Missouri Grier
Playing Tricks on Dad

My mother told me to go OUTSIDE and sit on the front steps.  I was told not to get off the steps.  Sitting there with nothing to do, I was thinking what to do.  Something to do while sitting there.

My father was asleep on the living room floor.  The only thing I could do was play tricks on him, so I went into the house, got my jump rope, tied one end to the sofa, the other to his foot, went outside, rang the bell. 

He tried to get up and could not.  It was funny to me but not to him.  He was angry but I did not get punished.  My mother stepped in—SAVED.

Missouri Grier
Driving at 12 Yrs Old

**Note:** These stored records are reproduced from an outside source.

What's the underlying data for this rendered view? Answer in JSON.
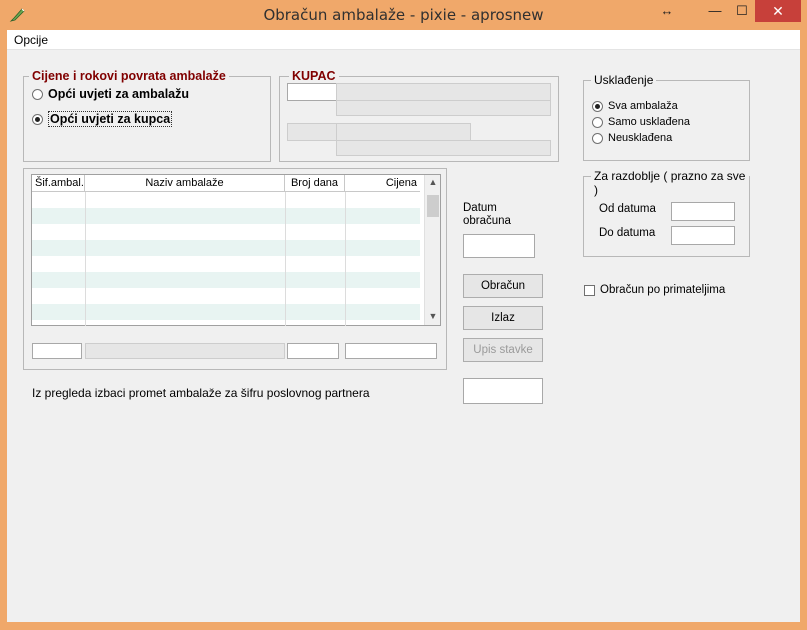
{
  "window": {
    "title": "Obračun ambalaže - pixie - aprosnew",
    "resize_glyph": "↔",
    "minimize_glyph": "—",
    "maximize_glyph": "☐",
    "close_glyph": "✕"
  },
  "menu": {
    "items": [
      {
        "label": "Opcije"
      }
    ]
  },
  "cijene_group": {
    "title": "Cijene i rokovi povrata ambalaže",
    "options": [
      {
        "label": "Opći uvjeti za ambalažu",
        "checked": false
      },
      {
        "label": "Opći uvjeti za kupca",
        "checked": true
      }
    ]
  },
  "kupac_group": {
    "title": "KUPAC"
  },
  "uskladjenje_group": {
    "title": "Usklađenje",
    "options": [
      {
        "label": "Sva ambalaža",
        "checked": true
      },
      {
        "label": "Samo usklađena",
        "checked": false
      },
      {
        "label": "Neusklađena",
        "checked": false
      }
    ]
  },
  "razdoblje_group": {
    "title": "Za razdoblje ( prazno za sve )",
    "od_label": "Od datuma",
    "do_label": "Do datuma"
  },
  "grid": {
    "columns": [
      "Šif.ambal.",
      "Naziv ambalaže",
      "Broj dana",
      "Cijena"
    ],
    "rows": []
  },
  "datum": {
    "label": "Datum obračuna"
  },
  "buttons": {
    "obracun": "Obračun",
    "izlaz": "Izlaz",
    "upis": "Upis stavke"
  },
  "checkbox_primatelji": {
    "label": "Obračun po primateljima",
    "checked": false
  },
  "footer": {
    "label": "Iz pregleda izbaci promet ambalaže za šifru poslovnog partnera"
  },
  "colors": {
    "title_bar": "#f0a86a",
    "close_button": "#c7403a",
    "group_title_red": "#800000",
    "grid_alt_row": "#e8f4f2"
  }
}
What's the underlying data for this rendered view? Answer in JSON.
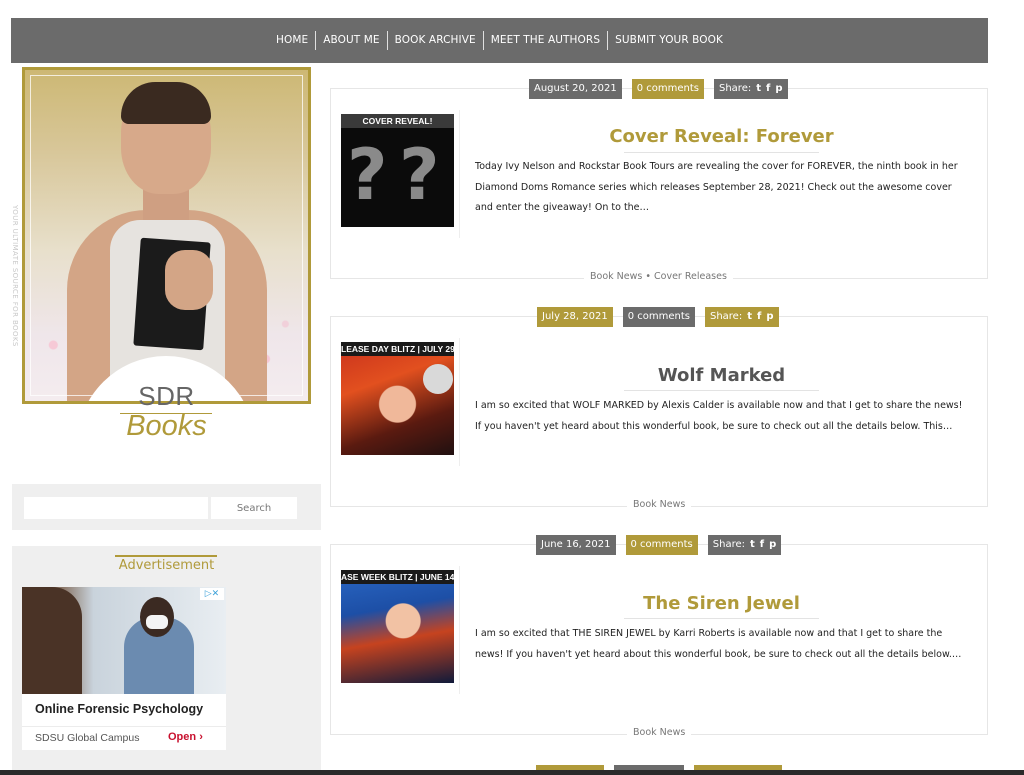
{
  "nav": {
    "items": [
      "HOME",
      "ABOUT ME",
      "BOOK ARCHIVE",
      "MEET THE AUTHORS",
      "SUBMIT YOUR BOOK"
    ]
  },
  "sidebar": {
    "vertical_text": "YOUR ULTIMATE SOURCE FOR BOOKS",
    "logo_sdr": "SDR",
    "logo_books": "Books",
    "search_placeholder": "",
    "search_button": "Search",
    "ad": {
      "title": "Advertisement",
      "choices_icon": "▷✕",
      "headline": "Online Forensic Psychology",
      "source": "SDSU Global Campus",
      "cta": "Open",
      "cta_chevron": "›"
    }
  },
  "colors": {
    "accent": "#b09a3a",
    "nav_bg": "#6b6b6b",
    "chip_gray": "#6b6b6b"
  },
  "posts": [
    {
      "date": "August 20, 2021",
      "comments": "0 comments",
      "share_label": "Share:",
      "share_icons": [
        "t",
        "f",
        "p"
      ],
      "thumb_banner": "COVER REVEAL!",
      "title": "Cover Reveal: Forever",
      "excerpt": "Today Ivy Nelson and Rockstar Book Tours are revealing the cover for FOREVER, the ninth book in her Diamond Doms Romance series which releases September 28, 2021! Check out the awesome cover and enter the giveaway!   On to the…",
      "categories": [
        "Book News",
        "Cover Releases"
      ],
      "cat_sep": " • "
    },
    {
      "date": "July 28, 2021",
      "comments": "0 comments",
      "share_label": "Share:",
      "share_icons": [
        "t",
        "f",
        "p"
      ],
      "thumb_banner": "LEASE DAY BLITZ | JULY 29",
      "title": "Wolf Marked",
      "excerpt": "I am so excited that WOLF MARKED by Alexis Calder is available now and that I get to share the news! If you haven't yet heard about this wonderful book, be sure to check out all the details below. This…",
      "categories": [
        "Book News"
      ]
    },
    {
      "date": "June 16, 2021",
      "comments": "0 comments",
      "share_label": "Share:",
      "share_icons": [
        "t",
        "f",
        "p"
      ],
      "thumb_banner": "ASE WEEK BLITZ | JUNE 14",
      "title": "The Siren Jewel",
      "excerpt": "I am so excited that THE SIREN JEWEL by Karri Roberts is available now and that I get to share the news! If you haven't yet heard about this wonderful book, be sure to check out all the details below.…",
      "categories": [
        "Book News"
      ]
    }
  ]
}
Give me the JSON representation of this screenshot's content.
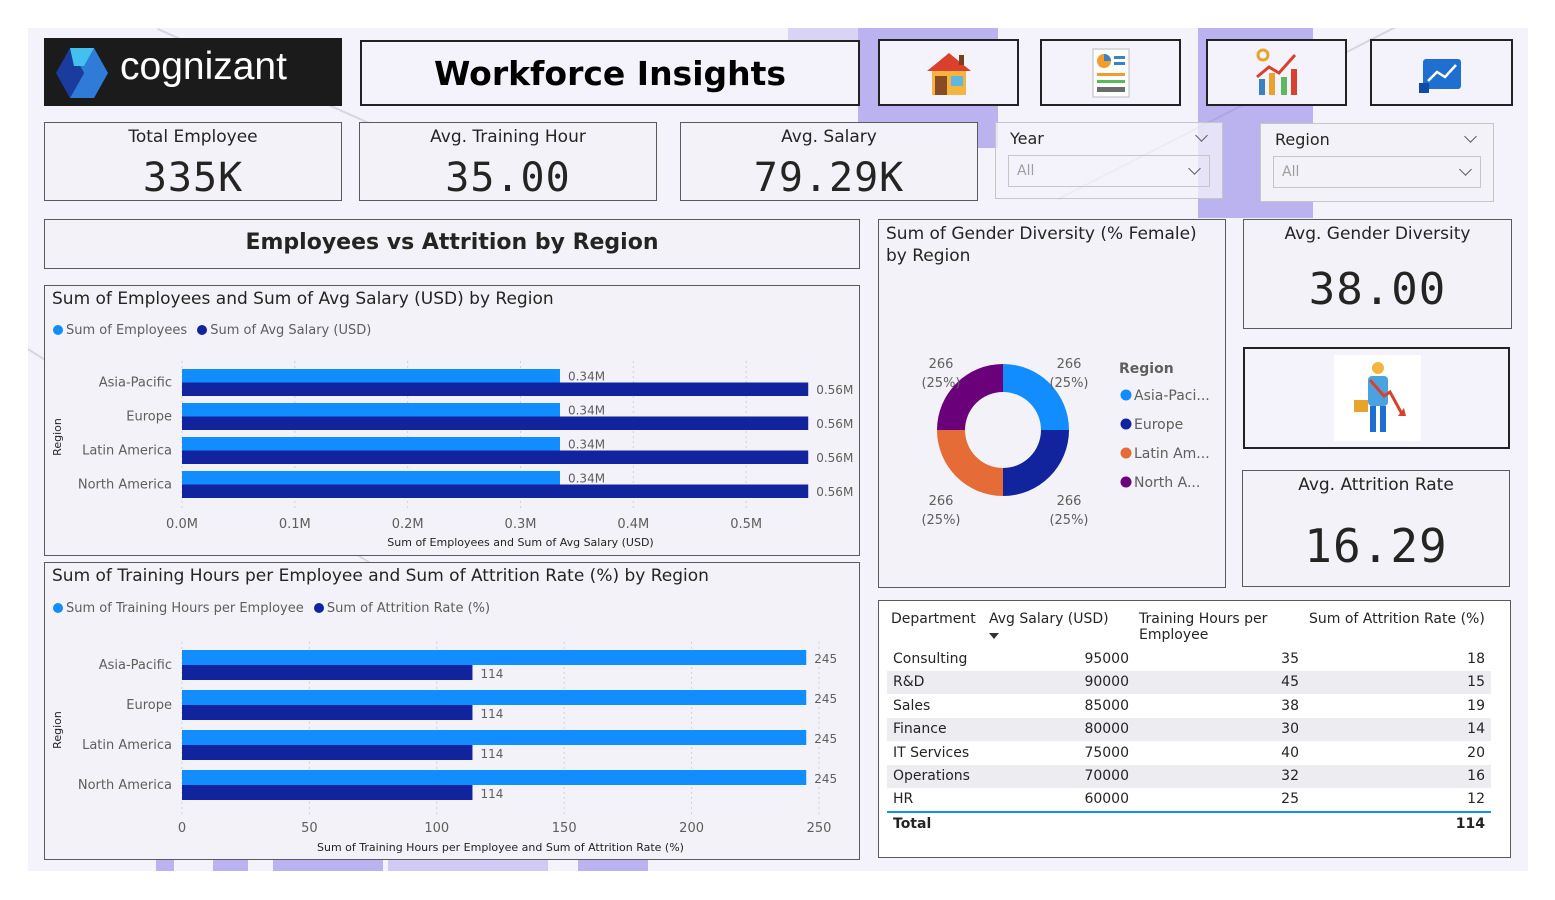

Mother sent me upstairs to get her pocketbook which was on the bureau, my father’s car keys were there too. Got the bag and the car keys. Mother sent me to the store. Instead of going, I went to the garage across from the store and got in my father’s car. Started the engine and the car started to roll and I could not stop it – I went through the door slowly. Not getting hurt. A man was coming down the street and saw the car rolling slowly out the door. He ran up to the car, thinking no one was in the car and found me behind the wheel. He got me out of the way and stopped the engine. Tell your father to check his brakes.